» **What you will do**
Note each line of the entries that includes "true". Then copy those lines.

App and web page records:

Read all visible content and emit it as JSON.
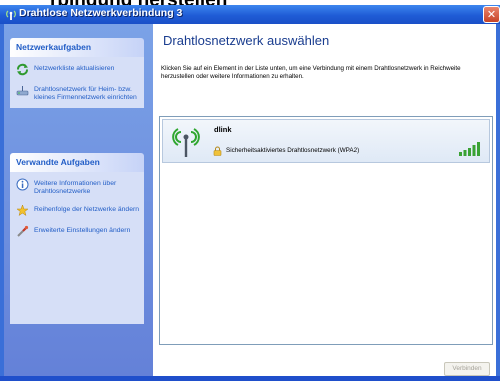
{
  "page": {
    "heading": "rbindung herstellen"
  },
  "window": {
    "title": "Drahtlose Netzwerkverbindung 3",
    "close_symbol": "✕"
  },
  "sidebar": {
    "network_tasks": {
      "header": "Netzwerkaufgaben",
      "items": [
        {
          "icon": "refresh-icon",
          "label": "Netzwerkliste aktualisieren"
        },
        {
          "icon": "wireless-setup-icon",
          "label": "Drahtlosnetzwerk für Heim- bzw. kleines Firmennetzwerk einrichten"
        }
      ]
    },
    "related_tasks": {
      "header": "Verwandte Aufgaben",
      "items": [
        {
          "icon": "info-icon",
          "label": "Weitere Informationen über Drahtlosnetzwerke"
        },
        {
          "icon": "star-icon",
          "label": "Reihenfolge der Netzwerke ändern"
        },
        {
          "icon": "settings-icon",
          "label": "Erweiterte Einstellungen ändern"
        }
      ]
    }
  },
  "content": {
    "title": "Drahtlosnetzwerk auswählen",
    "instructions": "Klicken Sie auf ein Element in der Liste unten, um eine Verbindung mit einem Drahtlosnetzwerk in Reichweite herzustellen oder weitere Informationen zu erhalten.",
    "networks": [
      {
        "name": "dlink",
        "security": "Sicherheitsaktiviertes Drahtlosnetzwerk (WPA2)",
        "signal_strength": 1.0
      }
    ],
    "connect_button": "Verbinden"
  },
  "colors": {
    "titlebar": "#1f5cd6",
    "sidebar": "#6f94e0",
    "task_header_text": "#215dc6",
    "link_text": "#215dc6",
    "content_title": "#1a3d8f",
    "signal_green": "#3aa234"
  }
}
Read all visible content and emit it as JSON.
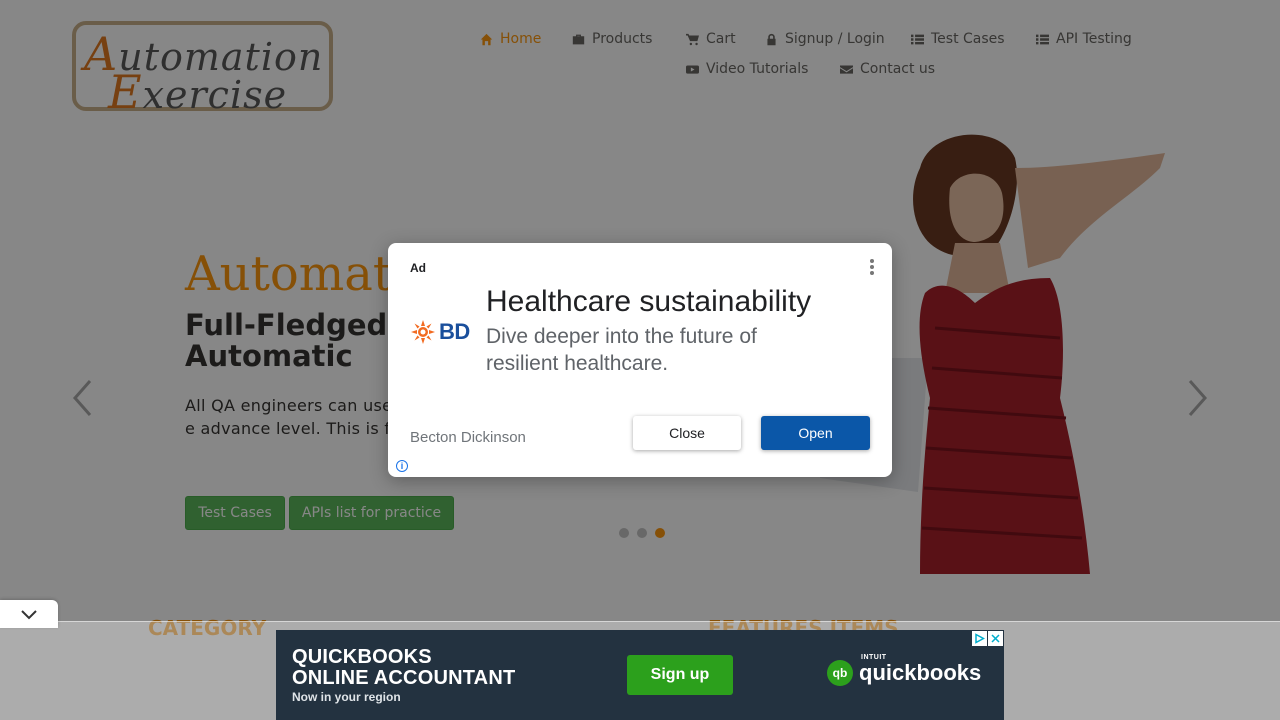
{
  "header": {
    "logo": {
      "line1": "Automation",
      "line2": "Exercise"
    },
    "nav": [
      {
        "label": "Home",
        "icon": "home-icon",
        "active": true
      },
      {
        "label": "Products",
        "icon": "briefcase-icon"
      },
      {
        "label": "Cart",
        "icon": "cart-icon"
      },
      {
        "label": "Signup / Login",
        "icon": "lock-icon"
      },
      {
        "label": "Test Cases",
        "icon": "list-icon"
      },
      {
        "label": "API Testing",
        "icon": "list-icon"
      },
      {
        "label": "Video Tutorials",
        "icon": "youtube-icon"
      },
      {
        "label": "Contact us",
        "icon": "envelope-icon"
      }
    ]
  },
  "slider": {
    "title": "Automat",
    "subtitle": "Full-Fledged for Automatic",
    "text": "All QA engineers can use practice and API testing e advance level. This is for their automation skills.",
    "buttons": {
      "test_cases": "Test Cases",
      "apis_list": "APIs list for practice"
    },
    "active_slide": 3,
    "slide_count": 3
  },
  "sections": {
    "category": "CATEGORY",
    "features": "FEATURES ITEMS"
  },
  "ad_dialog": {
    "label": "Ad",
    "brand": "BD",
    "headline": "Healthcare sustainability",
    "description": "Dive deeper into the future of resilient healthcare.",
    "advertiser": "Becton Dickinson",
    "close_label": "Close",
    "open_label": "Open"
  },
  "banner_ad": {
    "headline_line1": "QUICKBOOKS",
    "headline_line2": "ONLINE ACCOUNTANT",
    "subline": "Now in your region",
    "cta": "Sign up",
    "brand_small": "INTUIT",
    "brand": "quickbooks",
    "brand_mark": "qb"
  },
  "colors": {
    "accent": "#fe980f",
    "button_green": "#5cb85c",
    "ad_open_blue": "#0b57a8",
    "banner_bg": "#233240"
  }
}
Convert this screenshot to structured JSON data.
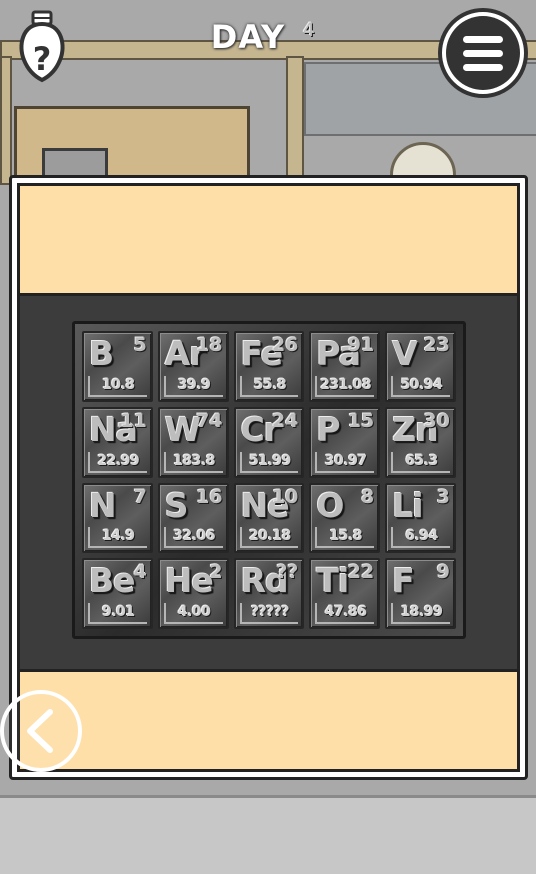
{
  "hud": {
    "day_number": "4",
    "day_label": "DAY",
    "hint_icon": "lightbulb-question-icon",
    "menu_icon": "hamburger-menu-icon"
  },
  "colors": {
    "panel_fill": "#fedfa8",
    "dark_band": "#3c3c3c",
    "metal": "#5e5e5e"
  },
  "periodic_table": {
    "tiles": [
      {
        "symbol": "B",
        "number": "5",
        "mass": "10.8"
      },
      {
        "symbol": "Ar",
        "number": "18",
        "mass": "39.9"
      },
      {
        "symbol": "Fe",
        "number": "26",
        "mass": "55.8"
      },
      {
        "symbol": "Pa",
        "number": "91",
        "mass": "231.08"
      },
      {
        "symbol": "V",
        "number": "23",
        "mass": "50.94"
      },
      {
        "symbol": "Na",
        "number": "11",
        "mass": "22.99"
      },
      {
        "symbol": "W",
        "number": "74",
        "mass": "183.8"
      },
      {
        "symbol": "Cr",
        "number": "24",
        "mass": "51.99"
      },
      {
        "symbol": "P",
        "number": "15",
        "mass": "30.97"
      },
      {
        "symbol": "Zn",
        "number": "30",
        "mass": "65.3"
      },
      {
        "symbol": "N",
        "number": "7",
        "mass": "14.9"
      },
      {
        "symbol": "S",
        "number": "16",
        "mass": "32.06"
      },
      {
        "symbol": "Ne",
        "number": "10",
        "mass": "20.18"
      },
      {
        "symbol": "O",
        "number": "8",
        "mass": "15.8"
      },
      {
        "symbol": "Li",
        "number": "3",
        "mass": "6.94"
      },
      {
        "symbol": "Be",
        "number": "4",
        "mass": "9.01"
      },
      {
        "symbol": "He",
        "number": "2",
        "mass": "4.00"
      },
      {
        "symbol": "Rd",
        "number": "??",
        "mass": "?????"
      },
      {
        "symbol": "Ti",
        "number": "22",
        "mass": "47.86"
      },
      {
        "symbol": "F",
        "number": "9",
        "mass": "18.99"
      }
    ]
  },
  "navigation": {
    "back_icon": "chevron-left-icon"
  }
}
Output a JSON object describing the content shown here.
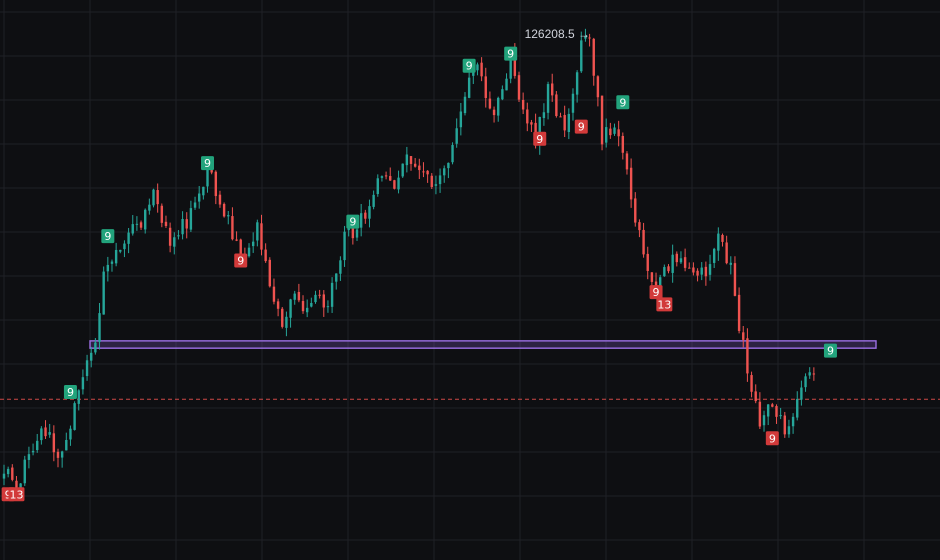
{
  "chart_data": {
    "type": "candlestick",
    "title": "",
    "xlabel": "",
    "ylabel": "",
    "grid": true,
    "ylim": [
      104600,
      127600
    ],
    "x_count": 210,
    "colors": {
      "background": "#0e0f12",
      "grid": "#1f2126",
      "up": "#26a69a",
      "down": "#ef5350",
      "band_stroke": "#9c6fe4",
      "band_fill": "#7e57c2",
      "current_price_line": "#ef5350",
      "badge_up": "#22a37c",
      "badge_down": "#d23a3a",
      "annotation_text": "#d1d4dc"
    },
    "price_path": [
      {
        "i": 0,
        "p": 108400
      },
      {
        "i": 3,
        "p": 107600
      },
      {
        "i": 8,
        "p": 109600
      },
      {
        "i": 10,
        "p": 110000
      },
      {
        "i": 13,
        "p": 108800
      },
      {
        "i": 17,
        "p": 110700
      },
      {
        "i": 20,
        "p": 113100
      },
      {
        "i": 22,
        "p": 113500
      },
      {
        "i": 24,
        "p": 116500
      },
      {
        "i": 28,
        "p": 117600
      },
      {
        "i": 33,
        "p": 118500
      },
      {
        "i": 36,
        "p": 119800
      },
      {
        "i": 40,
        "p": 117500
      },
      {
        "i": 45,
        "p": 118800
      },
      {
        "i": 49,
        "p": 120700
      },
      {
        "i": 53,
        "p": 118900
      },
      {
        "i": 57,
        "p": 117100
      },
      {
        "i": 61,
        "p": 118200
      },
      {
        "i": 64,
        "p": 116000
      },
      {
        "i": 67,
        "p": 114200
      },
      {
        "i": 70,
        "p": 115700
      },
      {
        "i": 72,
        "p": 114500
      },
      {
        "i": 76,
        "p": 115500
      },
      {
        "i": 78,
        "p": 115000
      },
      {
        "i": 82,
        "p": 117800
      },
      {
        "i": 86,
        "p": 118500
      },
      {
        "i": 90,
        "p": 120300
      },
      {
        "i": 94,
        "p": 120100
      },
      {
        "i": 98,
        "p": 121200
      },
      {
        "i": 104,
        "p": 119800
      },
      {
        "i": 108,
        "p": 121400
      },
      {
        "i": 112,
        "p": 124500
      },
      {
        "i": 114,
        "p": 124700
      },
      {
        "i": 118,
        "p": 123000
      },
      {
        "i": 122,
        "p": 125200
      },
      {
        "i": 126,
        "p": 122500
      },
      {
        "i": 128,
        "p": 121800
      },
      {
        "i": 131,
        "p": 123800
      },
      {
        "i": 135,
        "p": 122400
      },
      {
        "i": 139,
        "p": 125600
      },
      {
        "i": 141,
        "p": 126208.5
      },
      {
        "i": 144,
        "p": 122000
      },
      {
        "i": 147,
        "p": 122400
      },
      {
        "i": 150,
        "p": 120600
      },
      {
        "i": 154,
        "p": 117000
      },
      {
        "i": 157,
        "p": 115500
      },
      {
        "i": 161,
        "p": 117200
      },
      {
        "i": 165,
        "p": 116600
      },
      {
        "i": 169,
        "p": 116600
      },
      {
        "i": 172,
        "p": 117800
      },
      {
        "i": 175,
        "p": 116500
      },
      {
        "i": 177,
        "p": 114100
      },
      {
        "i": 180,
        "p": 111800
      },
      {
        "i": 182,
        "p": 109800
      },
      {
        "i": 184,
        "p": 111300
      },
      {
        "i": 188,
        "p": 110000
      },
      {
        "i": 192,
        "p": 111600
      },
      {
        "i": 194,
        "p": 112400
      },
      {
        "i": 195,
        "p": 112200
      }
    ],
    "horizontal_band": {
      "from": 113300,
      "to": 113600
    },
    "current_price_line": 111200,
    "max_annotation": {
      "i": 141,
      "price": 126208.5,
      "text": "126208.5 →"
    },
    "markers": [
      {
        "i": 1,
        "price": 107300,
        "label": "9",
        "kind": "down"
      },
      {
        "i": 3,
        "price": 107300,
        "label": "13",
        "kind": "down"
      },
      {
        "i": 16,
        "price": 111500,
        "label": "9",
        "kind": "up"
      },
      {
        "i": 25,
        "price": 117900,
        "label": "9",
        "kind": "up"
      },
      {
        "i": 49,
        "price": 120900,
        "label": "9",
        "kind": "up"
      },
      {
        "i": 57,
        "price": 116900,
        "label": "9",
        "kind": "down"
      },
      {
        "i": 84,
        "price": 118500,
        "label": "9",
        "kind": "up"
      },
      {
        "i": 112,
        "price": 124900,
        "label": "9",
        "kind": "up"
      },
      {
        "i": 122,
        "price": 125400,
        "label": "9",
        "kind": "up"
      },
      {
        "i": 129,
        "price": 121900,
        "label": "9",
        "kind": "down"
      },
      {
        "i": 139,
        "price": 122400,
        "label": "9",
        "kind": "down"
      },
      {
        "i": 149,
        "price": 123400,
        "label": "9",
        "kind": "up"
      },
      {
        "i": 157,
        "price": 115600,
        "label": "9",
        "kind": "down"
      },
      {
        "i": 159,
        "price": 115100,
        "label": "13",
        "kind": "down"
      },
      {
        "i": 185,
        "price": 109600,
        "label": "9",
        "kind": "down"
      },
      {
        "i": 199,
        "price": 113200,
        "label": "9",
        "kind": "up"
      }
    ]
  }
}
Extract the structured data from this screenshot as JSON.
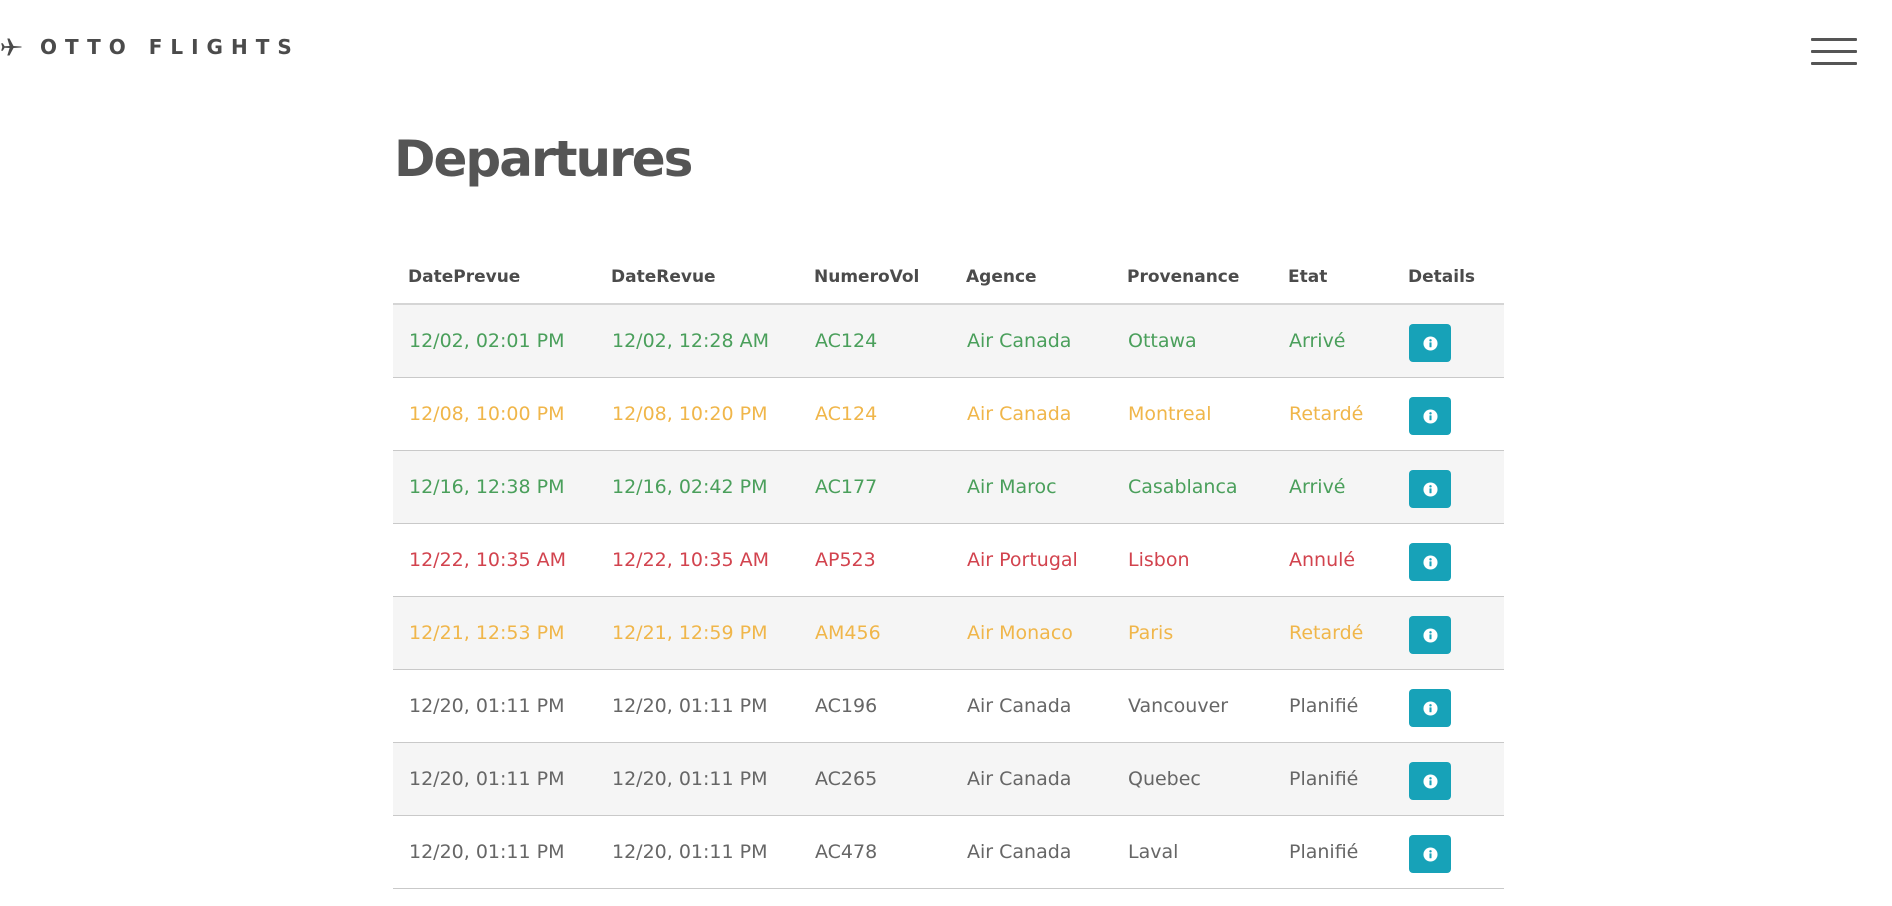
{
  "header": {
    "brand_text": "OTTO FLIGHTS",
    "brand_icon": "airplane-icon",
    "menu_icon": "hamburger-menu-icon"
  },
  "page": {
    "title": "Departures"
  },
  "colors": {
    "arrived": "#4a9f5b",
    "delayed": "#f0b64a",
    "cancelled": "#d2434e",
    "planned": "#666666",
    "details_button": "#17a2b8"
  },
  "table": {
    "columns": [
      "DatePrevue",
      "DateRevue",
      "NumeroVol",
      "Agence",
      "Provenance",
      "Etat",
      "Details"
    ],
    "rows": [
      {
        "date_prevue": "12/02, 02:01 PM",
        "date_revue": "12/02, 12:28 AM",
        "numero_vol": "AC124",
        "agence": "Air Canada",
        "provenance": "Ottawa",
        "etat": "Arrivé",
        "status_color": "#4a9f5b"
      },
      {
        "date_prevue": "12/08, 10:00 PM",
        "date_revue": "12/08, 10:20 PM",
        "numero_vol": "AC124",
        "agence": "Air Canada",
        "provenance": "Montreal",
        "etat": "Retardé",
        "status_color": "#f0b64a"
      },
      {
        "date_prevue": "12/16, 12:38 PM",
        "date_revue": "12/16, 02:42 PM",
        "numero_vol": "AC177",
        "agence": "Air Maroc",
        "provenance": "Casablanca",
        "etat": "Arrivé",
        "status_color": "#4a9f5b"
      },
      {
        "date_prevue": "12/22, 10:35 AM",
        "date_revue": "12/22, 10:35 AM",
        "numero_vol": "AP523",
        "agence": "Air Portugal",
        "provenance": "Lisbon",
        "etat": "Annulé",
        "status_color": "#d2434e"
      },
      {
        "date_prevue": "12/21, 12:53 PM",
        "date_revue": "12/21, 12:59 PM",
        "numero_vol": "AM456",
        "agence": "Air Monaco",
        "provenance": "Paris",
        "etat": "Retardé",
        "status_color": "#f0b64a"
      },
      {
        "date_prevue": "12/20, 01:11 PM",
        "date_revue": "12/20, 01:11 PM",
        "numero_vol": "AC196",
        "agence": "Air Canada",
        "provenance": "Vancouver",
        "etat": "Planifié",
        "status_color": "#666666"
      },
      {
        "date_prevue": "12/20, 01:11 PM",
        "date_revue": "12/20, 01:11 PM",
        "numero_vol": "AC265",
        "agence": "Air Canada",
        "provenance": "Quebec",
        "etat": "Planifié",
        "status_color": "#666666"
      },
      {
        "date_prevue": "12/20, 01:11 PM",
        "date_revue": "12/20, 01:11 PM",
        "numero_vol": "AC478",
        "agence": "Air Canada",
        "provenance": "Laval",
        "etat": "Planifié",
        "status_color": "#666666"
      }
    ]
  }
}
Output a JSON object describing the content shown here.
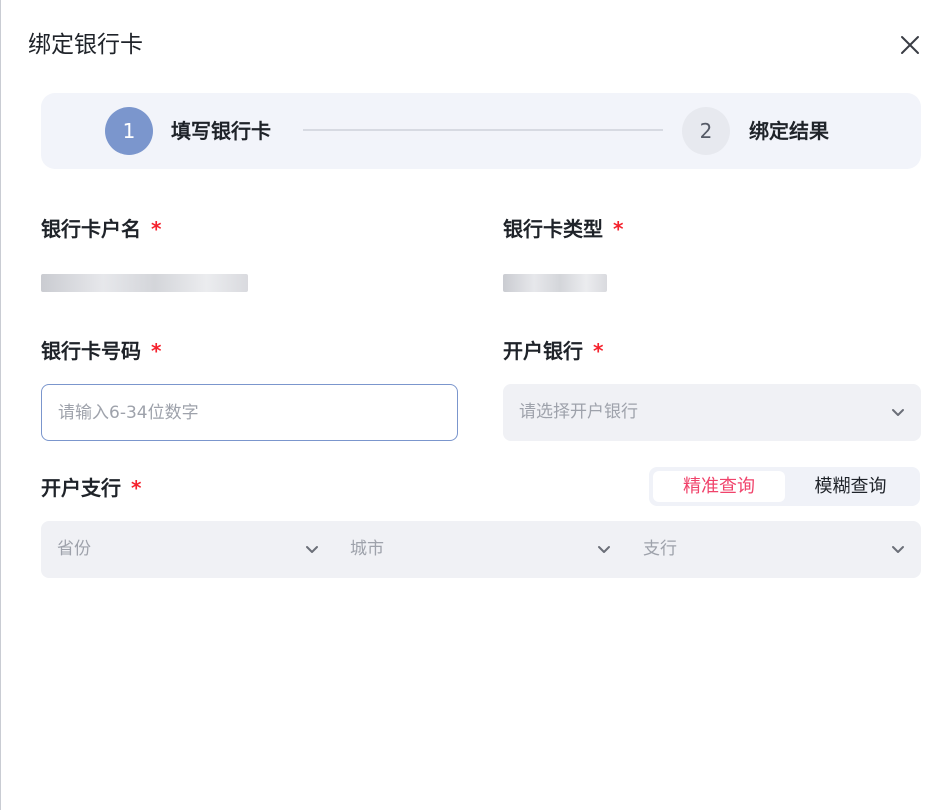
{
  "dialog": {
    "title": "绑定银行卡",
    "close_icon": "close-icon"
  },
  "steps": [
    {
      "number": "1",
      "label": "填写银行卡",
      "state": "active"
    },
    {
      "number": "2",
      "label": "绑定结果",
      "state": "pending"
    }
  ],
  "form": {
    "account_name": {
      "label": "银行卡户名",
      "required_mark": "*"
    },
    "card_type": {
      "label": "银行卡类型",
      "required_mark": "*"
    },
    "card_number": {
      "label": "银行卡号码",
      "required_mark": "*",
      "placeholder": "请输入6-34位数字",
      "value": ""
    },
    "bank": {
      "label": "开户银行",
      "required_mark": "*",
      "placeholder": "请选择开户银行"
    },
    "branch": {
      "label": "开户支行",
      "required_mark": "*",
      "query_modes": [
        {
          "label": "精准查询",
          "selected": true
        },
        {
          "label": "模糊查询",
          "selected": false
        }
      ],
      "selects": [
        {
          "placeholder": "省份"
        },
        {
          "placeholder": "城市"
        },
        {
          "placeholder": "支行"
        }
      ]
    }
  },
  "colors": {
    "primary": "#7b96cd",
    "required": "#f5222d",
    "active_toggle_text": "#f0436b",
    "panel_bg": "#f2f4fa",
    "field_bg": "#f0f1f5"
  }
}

» **Result**
        "active": true
    "grid": true,
          "selected": true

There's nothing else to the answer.